The full title of this book ups the understanding of its content and tone. In Real World Parents: Christian Parenting for Families Living in the Real World Mark Matlock, who has spent many years working with youth and their families, presents his ideas for raising Christian kids without going to two extremes: isolation from it or complete immersion in it.
He continually encourages the reader to do “what feels right for your family.” He doesn’t advocate moral compromise, but for example, he says that for some families a structured “family devotion” time doesn’t feel natural. He shares that they never had regular family devotions in his own home, and yet he and two of his brothers are in full-time ministry.
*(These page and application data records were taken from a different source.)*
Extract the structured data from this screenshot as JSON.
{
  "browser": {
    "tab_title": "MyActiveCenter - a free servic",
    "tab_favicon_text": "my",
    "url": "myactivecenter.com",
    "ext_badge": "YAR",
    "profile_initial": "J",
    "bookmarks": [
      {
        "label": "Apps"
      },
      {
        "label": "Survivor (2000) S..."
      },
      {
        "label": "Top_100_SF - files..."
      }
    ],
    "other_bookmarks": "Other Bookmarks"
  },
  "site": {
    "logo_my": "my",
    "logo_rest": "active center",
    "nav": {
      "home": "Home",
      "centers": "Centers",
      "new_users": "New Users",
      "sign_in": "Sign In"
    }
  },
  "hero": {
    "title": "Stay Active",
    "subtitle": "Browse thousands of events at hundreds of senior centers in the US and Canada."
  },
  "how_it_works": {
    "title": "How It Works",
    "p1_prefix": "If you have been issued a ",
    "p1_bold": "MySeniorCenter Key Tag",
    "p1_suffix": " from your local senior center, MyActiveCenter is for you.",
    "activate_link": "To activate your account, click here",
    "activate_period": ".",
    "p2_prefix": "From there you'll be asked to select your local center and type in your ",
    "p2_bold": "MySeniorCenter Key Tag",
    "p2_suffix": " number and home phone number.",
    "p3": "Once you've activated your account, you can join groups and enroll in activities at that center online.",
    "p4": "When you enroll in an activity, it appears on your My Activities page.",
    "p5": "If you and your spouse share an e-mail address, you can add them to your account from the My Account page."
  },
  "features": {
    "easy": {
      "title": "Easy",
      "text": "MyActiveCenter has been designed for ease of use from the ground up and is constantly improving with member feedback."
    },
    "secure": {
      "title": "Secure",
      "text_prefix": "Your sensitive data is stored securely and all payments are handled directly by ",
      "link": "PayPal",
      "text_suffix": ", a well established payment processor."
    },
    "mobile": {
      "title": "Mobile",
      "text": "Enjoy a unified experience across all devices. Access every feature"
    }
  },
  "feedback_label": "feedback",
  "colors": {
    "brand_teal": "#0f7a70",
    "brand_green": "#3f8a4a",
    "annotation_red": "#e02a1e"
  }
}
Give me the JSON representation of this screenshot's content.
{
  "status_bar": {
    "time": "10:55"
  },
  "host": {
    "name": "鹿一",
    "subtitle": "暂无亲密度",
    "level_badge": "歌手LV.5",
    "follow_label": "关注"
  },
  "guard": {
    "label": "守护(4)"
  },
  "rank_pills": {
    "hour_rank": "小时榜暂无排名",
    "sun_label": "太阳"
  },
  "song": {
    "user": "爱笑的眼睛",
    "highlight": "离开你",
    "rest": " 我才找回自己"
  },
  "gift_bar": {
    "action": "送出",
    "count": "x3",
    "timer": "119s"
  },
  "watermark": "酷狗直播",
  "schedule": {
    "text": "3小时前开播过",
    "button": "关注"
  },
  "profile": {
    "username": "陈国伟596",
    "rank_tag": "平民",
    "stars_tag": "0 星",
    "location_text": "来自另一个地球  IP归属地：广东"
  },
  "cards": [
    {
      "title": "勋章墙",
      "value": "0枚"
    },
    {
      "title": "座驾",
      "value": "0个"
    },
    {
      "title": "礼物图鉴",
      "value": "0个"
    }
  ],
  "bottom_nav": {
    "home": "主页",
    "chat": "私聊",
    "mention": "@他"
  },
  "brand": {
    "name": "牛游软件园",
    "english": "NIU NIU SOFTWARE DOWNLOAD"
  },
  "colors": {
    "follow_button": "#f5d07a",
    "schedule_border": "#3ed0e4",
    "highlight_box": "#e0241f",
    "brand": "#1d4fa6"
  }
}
His point is well-taken — one can teach Christian values and raise Christian kids without doing certain things that might seem to be a given.
Another repeated theme is to act out your faith, individually and as a family, as well as discussing the culture that will surround your kids no matter how you try to moderate it.
Some parents may feel as if it doesn’t go far enough or that there’s not much new here, but I think that this will speak to many parents who want to pass on their faith to their children in a way that is real and authentic for them, instead of just dragging them through the motions. While it may seem that he lets parents off the hook, I think he actually calls them to a higher standard — that of using their home as ambassadors for Christ, and imparting wisdom to their children so that the children can learn to think and apply God’s laws for themselves, in regards to following rules, taking chances, and making entertainment choices.
Each chapter closes with a few questions that help you evaluate where you are in regards to the subject presented and what could you add to your family life to better address it.
The book is short — 10 chapters and less than 150 pages — but for me this is one of its strengths. Even in parenting books where I agree with their premise (as I do with this one), I tend to lose steam after the first half, feeling as if I’ve already gotten it, and I think that they tend to pad the book to give you more. Matlock instead chooses to go straight to the point.
Jennifer Donovan thinks parenting is hard, and she never knows if she’s doing it right. She doesn’t live and die by the parenting book, but appreciates a good resource now and then. She blogs at Snapshot.
Sounds like a good one! I like the way you reviewed this. 🙂